People who have survived melanoma were more likely to protect themselves from sun exposure than those who hadn’t experienced the disease, but a significant portion of them still reported getting a sunburn in the past year, among other behaviors that might increase the risk of a new cancer.
The study, which appears Thursday in Cancer Epidemiology, Biomarkers and Prevention, included 724 cancer survivors who had been diagnosed with melanoma, a potentially deadly form of skin cancer, between July 2004 and December 2007.
Researchers also surveyed 660 people who hadn’t had melanoma but who were similar in age and gender to the cancer survivors. The study, conducted in 2015, relied on self-reports, which means some people may have overestimated their positive behaviors, and it captures only one point in time. So it’s not possible to say whether a given cancer survivor changed his or her sun exposure behavior after diagnosis.
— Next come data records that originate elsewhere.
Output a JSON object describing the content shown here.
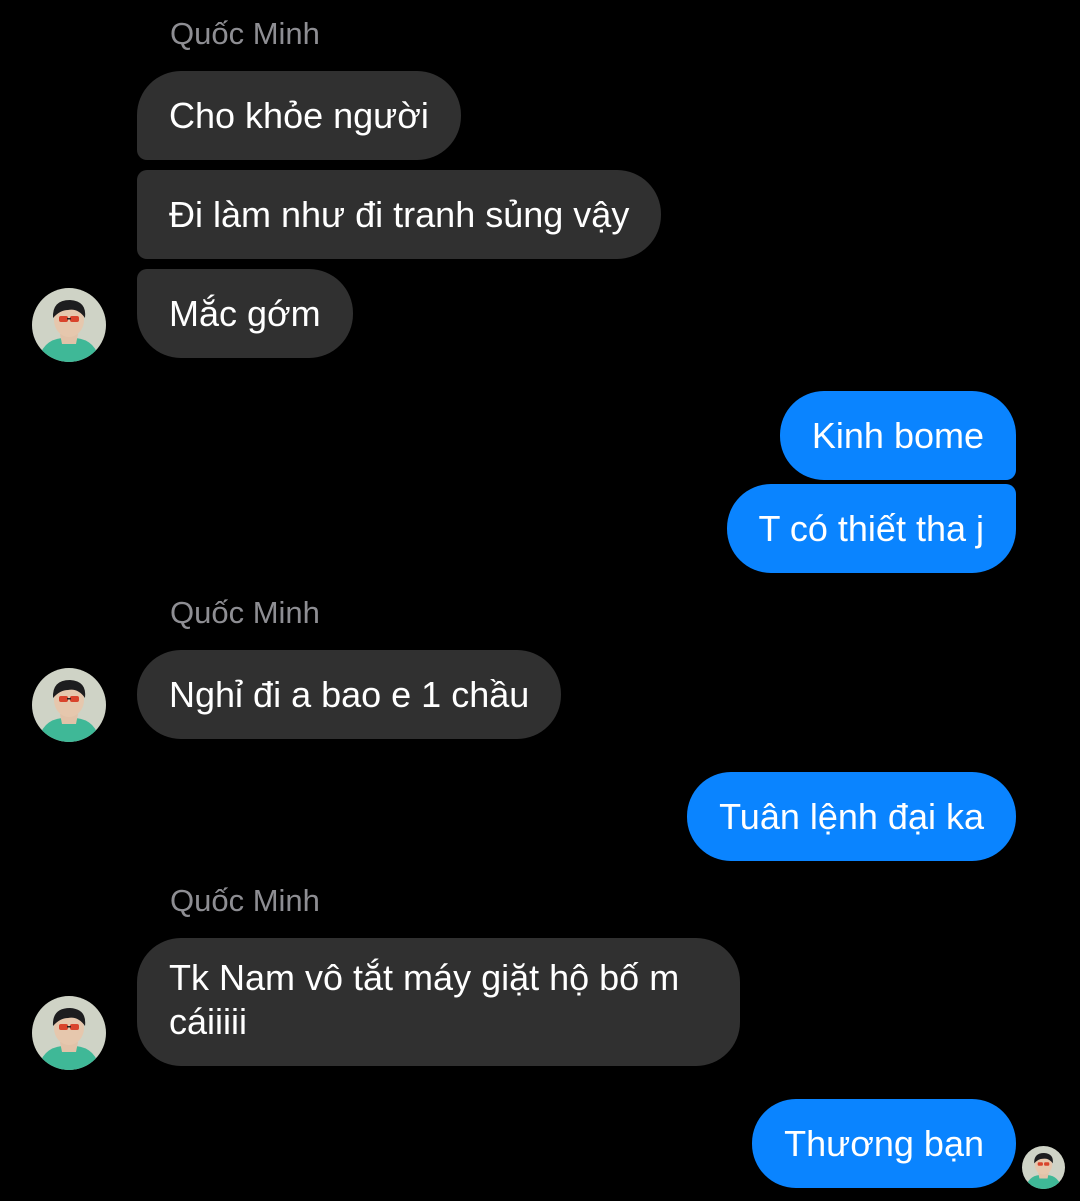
{
  "conversation": {
    "contact_name": "Quốc Minh",
    "groups": [
      {
        "sender": "Quốc Minh",
        "messages": [
          "Cho khỏe người",
          "Đi làm như đi tranh sủng vậy",
          "Mắc gớm"
        ]
      },
      {
        "sender": "me",
        "messages": [
          "Kinh bome",
          "T có thiết tha j"
        ]
      },
      {
        "sender": "Quốc Minh",
        "messages": [
          "Nghỉ đi a bao e 1 chầu"
        ]
      },
      {
        "sender": "me",
        "messages": [
          "Tuân lệnh đại ka"
        ]
      },
      {
        "sender": "Quốc Minh",
        "messages": [
          "Tk Nam vô tắt máy giặt hộ bố m cáiiiii"
        ]
      },
      {
        "sender": "me",
        "messages": [
          "Thương bạn"
        ]
      }
    ]
  },
  "colors": {
    "background": "#000000",
    "incoming_bubble": "#303030",
    "outgoing_bubble": "#0a84ff",
    "sender_label": "#8e8e93"
  },
  "icons": {
    "contact_avatar": "contact-avatar-icon",
    "read_receipt": "read-receipt-avatar-icon"
  }
}
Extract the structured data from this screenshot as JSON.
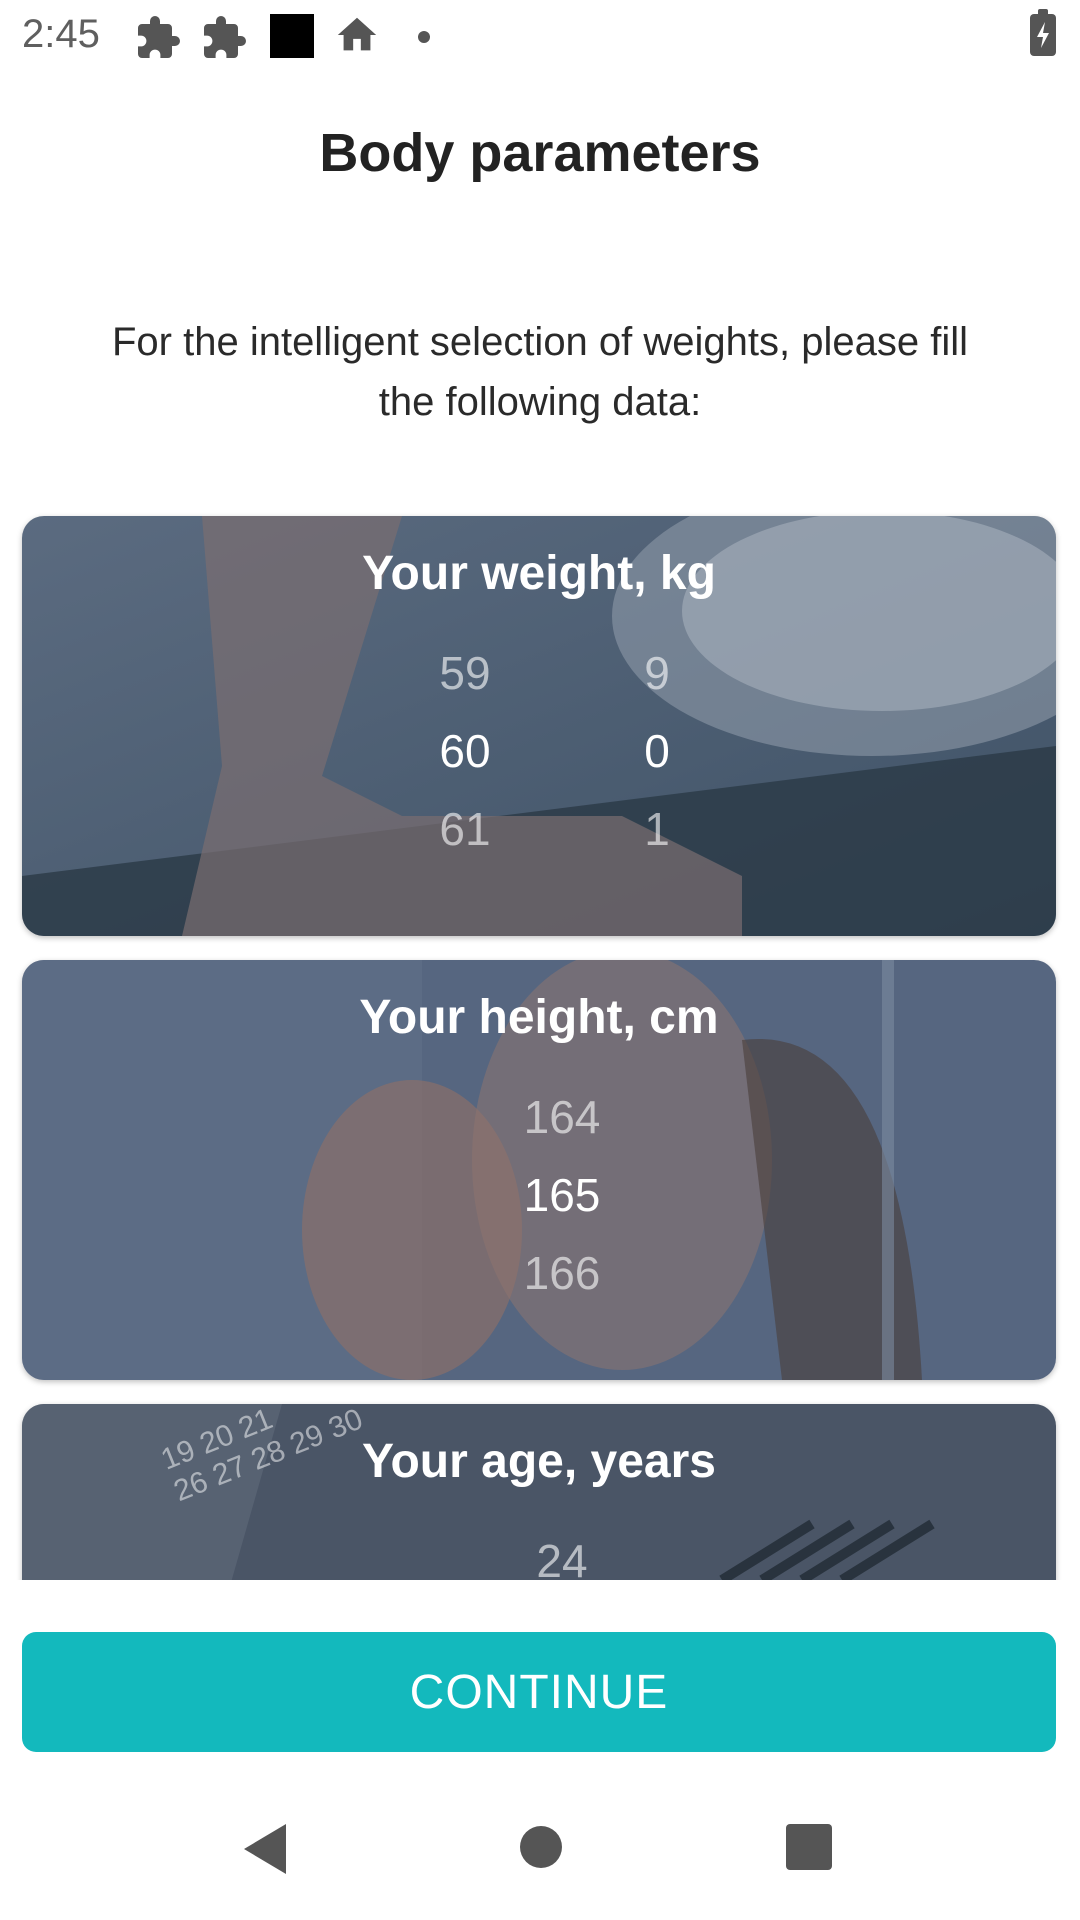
{
  "status_bar": {
    "time": "2:45",
    "icons": [
      "puzzle-icon",
      "puzzle-icon",
      "black-square-icon",
      "home-icon",
      "dot-icon",
      "battery-charging-icon"
    ]
  },
  "header": {
    "title": "Body parameters",
    "subtitle": "For the intelligent selection of weights, please fill the following data:"
  },
  "cards": {
    "weight": {
      "title": "Your weight, kg",
      "integer_picker": {
        "prev": "59",
        "selected": "60",
        "next": "61"
      },
      "decimal_picker": {
        "prev": "9",
        "selected": "0",
        "next": "1"
      }
    },
    "height": {
      "title": "Your height, cm",
      "picker": {
        "prev": "164",
        "selected": "165",
        "next": "166"
      }
    },
    "age": {
      "title": "Your age, years",
      "picker": {
        "prev": "24"
      },
      "calendar_numbers": [
        "19",
        "20",
        "21",
        "26",
        "27",
        "28",
        "29",
        "30"
      ]
    }
  },
  "footer": {
    "continue_label": "CONTINUE"
  },
  "nav": {
    "icons": [
      "back-icon",
      "home-circle-icon",
      "recents-icon"
    ]
  },
  "colors": {
    "accent": "#13b9bd",
    "card_overlay": "#4a5a72"
  }
}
You can look at the results two ways: On the positive side, the survivors were on average doing better at protecting themselves from sun exposure than people who hadn’t had skin cancer. For example, 34 percent of survivors reported spending more than an hour outside on summer weekdays, compared with 44 percent of those in the control group.